For Larsen, the Crown asked for 18 years, but the judge sided with the accused imposing the 12 years sought by the defence.
In Swanson, the Crown sought 15 years while the defence asked for six to eight years. The sentencing judge felt the defence submission was too low, but that Swanson should have a lighter sentence than Larsen because Swanson’s role “was that of a simple courier” and “less central than that of Mr. Larsen.” The justice settled on 11 years.
In all three cases, the judge focused on the sentencing principles of denunciation and deterrence, but took into account none of the three men had prior criminal records.
The Crown’s appeal was heard by Saskatchewan Court of Appeals (COA) Chief Justice Richards, Mr. Justice Ottenbreit and Mr. Justice Caldwell in June 2013.
In the Court’s decision dismissing all three appeals released January 15, the chief justice cited a 1996 Supreme Court of Canada (SCC) ruling limiting an appeal court’s ability to overturn a lower court’s decision.
“Put simply, absent an error in principle, failure to consider a relevant factor, or an overemphasis of the appropriate factors, a court of appeal should only intervene to vary a sentence imposed at trial if the sentence is demonstrably unfit,” the SCC ruled.

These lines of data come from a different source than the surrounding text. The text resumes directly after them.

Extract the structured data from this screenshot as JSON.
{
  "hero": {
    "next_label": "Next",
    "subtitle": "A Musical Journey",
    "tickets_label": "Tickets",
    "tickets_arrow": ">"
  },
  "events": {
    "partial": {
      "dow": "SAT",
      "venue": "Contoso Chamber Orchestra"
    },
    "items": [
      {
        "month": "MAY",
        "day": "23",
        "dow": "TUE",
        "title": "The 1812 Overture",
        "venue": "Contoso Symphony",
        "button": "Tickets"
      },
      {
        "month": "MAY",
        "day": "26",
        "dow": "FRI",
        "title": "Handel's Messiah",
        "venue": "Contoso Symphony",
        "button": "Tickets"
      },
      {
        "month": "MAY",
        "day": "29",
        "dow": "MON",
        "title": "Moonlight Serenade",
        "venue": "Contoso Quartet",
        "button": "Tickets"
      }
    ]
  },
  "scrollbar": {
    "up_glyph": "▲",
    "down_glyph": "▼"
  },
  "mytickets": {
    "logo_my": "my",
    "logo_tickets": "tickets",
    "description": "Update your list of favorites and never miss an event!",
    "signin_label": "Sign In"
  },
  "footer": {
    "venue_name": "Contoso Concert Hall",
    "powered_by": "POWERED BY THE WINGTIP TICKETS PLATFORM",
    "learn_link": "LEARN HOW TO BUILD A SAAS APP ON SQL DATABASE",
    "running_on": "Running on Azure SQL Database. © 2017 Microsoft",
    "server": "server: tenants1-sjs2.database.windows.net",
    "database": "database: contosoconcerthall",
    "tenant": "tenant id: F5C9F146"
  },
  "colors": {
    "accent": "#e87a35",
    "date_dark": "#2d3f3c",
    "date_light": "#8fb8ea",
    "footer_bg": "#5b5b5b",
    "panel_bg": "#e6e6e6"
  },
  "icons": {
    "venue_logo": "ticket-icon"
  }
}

Palfrey’s case was by far the most complex owing to the fact that, in addition to guilty pleas on two counts of trafficking in cocaine, one count of trafficking in ecstasy, two breaches of recognizance, and one count of conspiracy to traffic, he had also pleaded guilty to being a member of a criminal organization and instructing another person to commit the crimes of importing cocaine, exporting ecstasy and possessing those drugs for the purpose of trafficking. The chief justice devoted nearly 26 pages of the 40-page document to Palfrey.
In order to get to a global sentence of 18 years, the sentencing judge had adjusted the sentences for trafficking, breach and conspiracy downward because according to the Criminal Code, criminal organization sentences must be served consecutive to any other sentences imposed.
The Crown argued the sentencing judge had erred by undervaluing the gravity of the offences, reducing the other sentences to accommodate the mandatory consecutive criminal organization sentence, reducing the other sentences on the basis of the totality principle (that where consecutive sentences are imposed the combined sentence should not be unduly long or harsh) and failing to delay parole eligibility.
The COA disagreed with the Crown that the sentencing judge erred in coming to a global sentence of 18 years and that the sentence was “demonstrably unfit.”
The chief justice did, however, see fit to vary the individual sentences giving Palfrey 16 years on the first cocaine trafficking charge and two years consecutive for the criminal organization charge. Sentences of 16 years on the second cocaine trafficking charge, six years on the ecstasy trafficking charge, one year on the first breach, six months on the second breach and three years on the conspiracy charge are all to be served concurrently with the first cocaine trafficking count.
By comparison, the dismissals of the appeals regarding Larsen and Swanson were relatively straightforward.
Richards wrote that a longer sentence for Larsen might have been available to the sentencing judge if he had come to a different conclusion regarding the defendant’s centrality to the operation or by taking a different approach to the ecstasy exporting offence. However, the chief justice stated that was not the question before the court and concluded the Crown had failed to demonstrate 12 years was an unfit sentence.
Central to the Crown’s appeal regarding Swanson was the contention that Larsen’s sentence was too light, therefore the judge had erred in setting Swanson’s sentence relative to Larsen’s.
The chief justice was not persuaded by this argument and noted that Swanson “is a good candidate for rehabilitation and is not expected to re-offend.”
In all three cases, the COA agreed with the QB judge that the sentences were consistent with case law.
While dismissing the appeals, the COA did give the Crown leave to appeal to the Supreme Court. The Crown has not indicated whether it will do so.